The Respondent produced the policy and its conditions, highlighting that it covered specific losses due to fire, excluding losses caused by fermentation, natural heating, or spontaneous combustion. They considered spontaneous combustion due to abnormal temperature rise as the primary cause of the fire, which was not covered by the policy.

Considering the circumstances and the inspection conducted by an IRDA-licensed surveyor, who considered various factors related to the property and the nature of the damage, the decision to repudiate the claim was deemed just and fair. The complaint was dismissed without granting any relief.

Affected Materials
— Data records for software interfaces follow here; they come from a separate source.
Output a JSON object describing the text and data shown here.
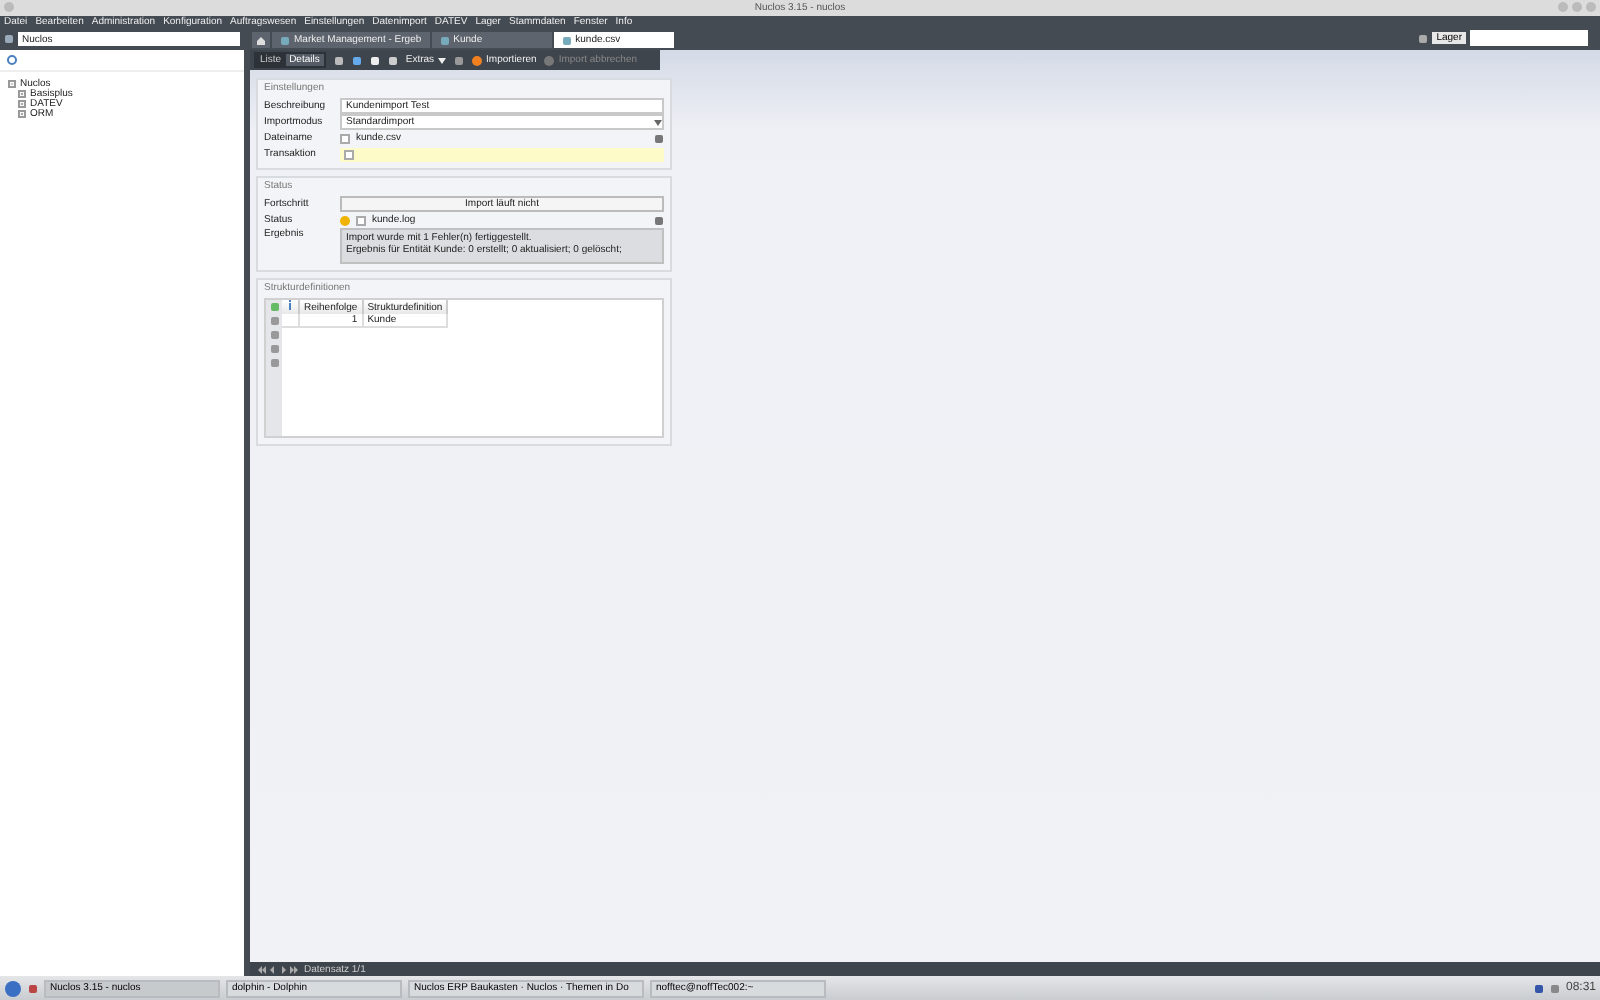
{
  "window": {
    "title": "Nuclos 3.15 - nuclos"
  },
  "menu": [
    "Datei",
    "Bearbeiten",
    "Administration",
    "Konfiguration",
    "Auftragswesen",
    "Einstellungen",
    "Datenimport",
    "DATEV",
    "Lager",
    "Stammdaten",
    "Fenster",
    "Info"
  ],
  "navigator": {
    "title": "Nuclos"
  },
  "tabs": [
    {
      "label": "Market Management - Ergeb",
      "selected": false
    },
    {
      "label": "Kunde",
      "selected": false
    },
    {
      "label": "kunde.csv",
      "selected": true
    }
  ],
  "location": {
    "label": "Lager"
  },
  "tree": [
    {
      "label": "Nuclos",
      "expanded": true,
      "children": [
        {
          "label": "Basisplus",
          "expanded": false
        },
        {
          "label": "DATEV",
          "expanded": false
        },
        {
          "label": "ORM",
          "expanded": false
        }
      ]
    }
  ],
  "toolbar": {
    "views": [
      {
        "label": "Liste",
        "selected": false
      },
      {
        "label": "Details",
        "selected": true
      }
    ],
    "extras": "Extras",
    "actions": [
      {
        "label": "Importieren",
        "disabled": false
      },
      {
        "label": "Import abbrechen",
        "disabled": true
      }
    ]
  },
  "settings": {
    "title": "Einstellungen",
    "beschreibung": {
      "label": "Beschreibung",
      "value": "Kundenimport Test"
    },
    "importmodus": {
      "label": "Importmodus",
      "value": "Standardimport"
    },
    "dateiname": {
      "label": "Dateiname",
      "value": "kunde.csv",
      "checked": false
    },
    "transaktion": {
      "label": "Transaktion",
      "checked": false
    }
  },
  "status": {
    "title": "Status",
    "fortschritt": {
      "label": "Fortschritt",
      "value": "Import läuft nicht"
    },
    "status": {
      "label": "Status",
      "color": "#f0b400",
      "file": "kunde.log",
      "checked": false
    },
    "ergebnis": {
      "label": "Ergebnis",
      "lines": [
        "Import wurde mit 1 Fehler(n) fertiggestellt.",
        "Ergebnis für Entität Kunde:  0 erstellt;  0 aktualisiert;  0 gelöscht;"
      ]
    }
  },
  "structures": {
    "title": "Strukturdefinitionen",
    "columns": [
      "Reihenfolge",
      "Strukturdefinition"
    ],
    "rows": [
      [
        "1",
        "Kunde"
      ]
    ]
  },
  "status_bar": {
    "text": "Datensatz 1/1"
  },
  "taskbar": {
    "tasks": [
      {
        "label": "Nuclos 3.15 - nuclos",
        "selected": true
      },
      {
        "label": "dolphin - Dolphin",
        "selected": false
      },
      {
        "label": "Nuclos ERP Baukasten · Nuclos · Themen in Do",
        "selected": false
      },
      {
        "label": "nofftec@noffTec002:~",
        "selected": false
      }
    ],
    "clock": "08:31"
  }
}
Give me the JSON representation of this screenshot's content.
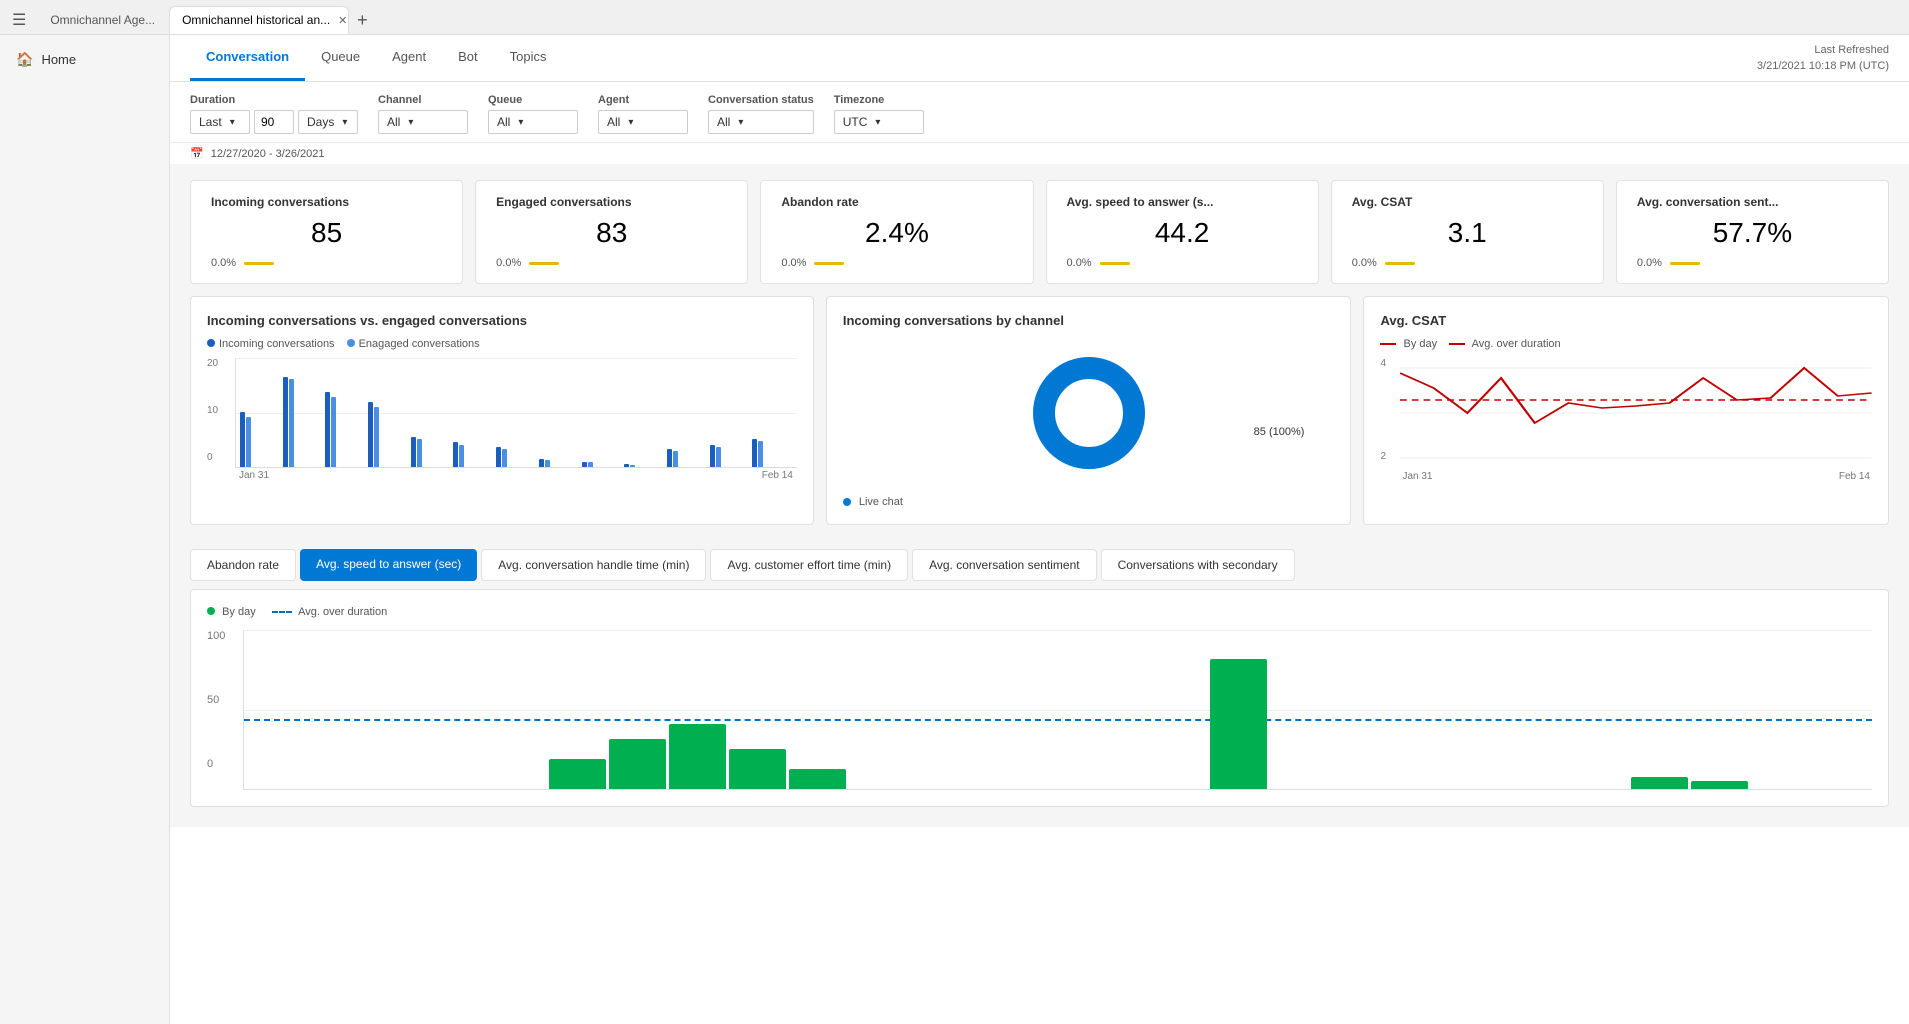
{
  "browser": {
    "hamburger": "☰",
    "tabs": [
      {
        "id": "tab1",
        "label": "Omnichannel Age...",
        "active": false,
        "closable": false
      },
      {
        "id": "tab2",
        "label": "Omnichannel historical an...",
        "active": true,
        "closable": true
      }
    ],
    "addTab": "+"
  },
  "sidebar": {
    "items": [
      {
        "id": "home",
        "label": "Home",
        "icon": "🏠"
      }
    ]
  },
  "header": {
    "tabs": [
      {
        "id": "conversation",
        "label": "Conversation",
        "active": true
      },
      {
        "id": "queue",
        "label": "Queue",
        "active": false
      },
      {
        "id": "agent",
        "label": "Agent",
        "active": false
      },
      {
        "id": "bot",
        "label": "Bot",
        "active": false
      },
      {
        "id": "topics",
        "label": "Topics",
        "active": false
      }
    ],
    "lastRefreshed": {
      "label": "Last Refreshed",
      "value": "3/21/2021 10:18 PM (UTC)"
    }
  },
  "filters": {
    "duration": {
      "label": "Duration",
      "preset": "Last",
      "value": "90",
      "unit": "Days"
    },
    "channel": {
      "label": "Channel",
      "value": "All"
    },
    "queue": {
      "label": "Queue",
      "value": "All"
    },
    "agent": {
      "label": "Agent",
      "value": "All"
    },
    "conversationStatus": {
      "label": "Conversation status",
      "value": "All"
    },
    "timezone": {
      "label": "Timezone",
      "value": "UTC"
    },
    "dateRange": "12/27/2020 - 3/26/2021"
  },
  "kpis": [
    {
      "id": "incoming",
      "title": "Incoming conversations",
      "value": "85",
      "delta": "0.0%",
      "bar": true
    },
    {
      "id": "engaged",
      "title": "Engaged conversations",
      "value": "83",
      "delta": "0.0%",
      "bar": true
    },
    {
      "id": "abandon",
      "title": "Abandon rate",
      "value": "2.4%",
      "delta": "0.0%",
      "bar": true
    },
    {
      "id": "speed",
      "title": "Avg. speed to answer (s...",
      "value": "44.2",
      "delta": "0.0%",
      "bar": true
    },
    {
      "id": "csat",
      "title": "Avg. CSAT",
      "value": "3.1",
      "delta": "0.0%",
      "bar": true
    },
    {
      "id": "sentiment",
      "title": "Avg. conversation sent...",
      "value": "57.7%",
      "delta": "0.0%",
      "bar": true
    }
  ],
  "charts": {
    "barChart": {
      "title": "Incoming conversations vs. engaged conversations",
      "legend": [
        {
          "label": "Incoming conversations",
          "color": "#1B5EBE"
        },
        {
          "label": "Enagaged conversations",
          "color": "#4A90E2"
        }
      ],
      "xLabels": [
        "Jan 31",
        "Feb 14"
      ],
      "yMax": 20,
      "yMid": 10,
      "yMin": 0
    },
    "donutChart": {
      "title": "Incoming conversations by channel",
      "segments": [
        {
          "label": "Live chat",
          "value": 85,
          "percent": 100,
          "color": "#0078d4"
        }
      ],
      "centerLabel": "85 (100%)"
    },
    "lineChart": {
      "title": "Avg. CSAT",
      "legend": [
        {
          "label": "By day",
          "color": "#c00000",
          "style": "solid"
        },
        {
          "label": "Avg. over duration",
          "color": "#c00000",
          "style": "dashed"
        }
      ],
      "xLabels": [
        "Jan 31",
        "Feb 14"
      ],
      "yLabels": [
        "4",
        "2"
      ]
    }
  },
  "bottomTabs": [
    {
      "id": "abandon",
      "label": "Abandon rate",
      "active": false
    },
    {
      "id": "speed",
      "label": "Avg. speed to answer (sec)",
      "active": true
    },
    {
      "id": "handle",
      "label": "Avg. conversation handle time (min)",
      "active": false
    },
    {
      "id": "effort",
      "label": "Avg. customer effort time (min)",
      "active": false
    },
    {
      "id": "sentiment",
      "label": "Avg. conversation sentiment",
      "active": false
    },
    {
      "id": "secondary",
      "label": "Conversations with secondary",
      "active": false
    }
  ],
  "bottomChart": {
    "legend": [
      {
        "label": "By day",
        "color": "#00b050",
        "style": "solid"
      },
      {
        "label": "Avg. over duration",
        "color": "#0070c0",
        "style": "dashed"
      }
    ],
    "yLabels": [
      "100",
      "50",
      "0"
    ]
  }
}
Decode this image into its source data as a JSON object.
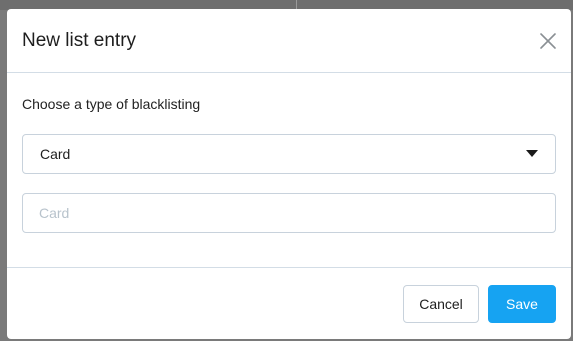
{
  "modal": {
    "title": "New list entry",
    "close_icon": "close-icon"
  },
  "form": {
    "type_label": "Choose a type of blacklisting",
    "type_select": {
      "selected": "Card",
      "caret_icon": "caret-down-icon"
    },
    "value_input": {
      "value": "",
      "placeholder": "Card"
    }
  },
  "footer": {
    "cancel_label": "Cancel",
    "save_label": "Save"
  },
  "colors": {
    "primary": "#16a3f2",
    "border": "#c8d2dc",
    "divider": "#d3dde6",
    "backdrop": "#7a7a7a"
  }
}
  1. Hay: Hay is highly susceptible to spontaneous combustion, especially if it contains more than 25% moisture. Microbiological activity within the hay can lead to the production of ethanol, which can ignite under certain conditions, such as exposure to static electricity.
  2. Charcoal: Freshly prepared charcoal can self-heat and catch fire. Factors such as the type of wood and the temperature at which the charcoal was prepared can influence its propensity for self-heating.
  3. Coal: Self-heating in coal varies depending on its rank, with lignite coals being more active than bituminous coals, and bituminous coals being more active than anthracite coals. Freshly mined coal is more prone to self-heating than weathered coal.
  4. Cotton: Cotton can also be a problem as it can ignite spontaneously, especially if stored improperly. There have been historical incidents of cotton cargoes spontaneously igniting on ships.
  5. Oil Seeds and Oil-Seed Products: Oil seeds and residue from oil extraction can self-heat if too moist. Mold fungi activity, particularly in the presence of excess moisture, can generate heat. Various oil seeds, such as palm kernels, rapeseed, and cotton seed, have been studied for their propensity for self-heating.

It's crucial for individuals and industries handling these materials to take appropriate precautions to prevent spontaneous combustion, such as maintaining proper moisture levels, storage conditions, and ventilation. Failure to do so can lead to fires and potential hazards.

Frequently Asked Questions

1. Does fire insurance cover spontaneous combustion?

Typically, fire insurance policies don't include coverage for spontaneous combustion, categorizing it as an exclusion. A separate add-on can be obtained to protect against damage from spontaneous combustion, offering protection in cases where the insured's property is affected by fire caused by spontaneous combustion.

2. Are there any risk factors for spontaneous combustion?

Spontaneous combustion, a significant fire risk, frequently arises in accumulations of oil-soaked rags. It results from three mechanisms: spontaneous heating, pyrophoricity, and hypergolic reactions.

3. Is it possible to prevent a fire resulting from spontaneous combustion?

Yes, it is.

Preventing spontaneous combustion is straightforward, as it requires the presence of oxygen to happen. To safeguard against materials prone to spontaneous combustion, it's advisable to store them in securely sealed metal containers, such as safety cans or metal rubbish bins.

4. Please elaborate on conditions contributing to spontaneous combustion.

Spontaneous combustion is a phenomenon that can be triggered under specific conditions. It may include the role of a substance with a relatively low ignition temperature, such as materials like hay, straw, or peat, starting to generate heat on its own. This can happen through various mechanisms, including oxidation in the presence of moisture and air, as well as the heat produced during bacterial fermentation.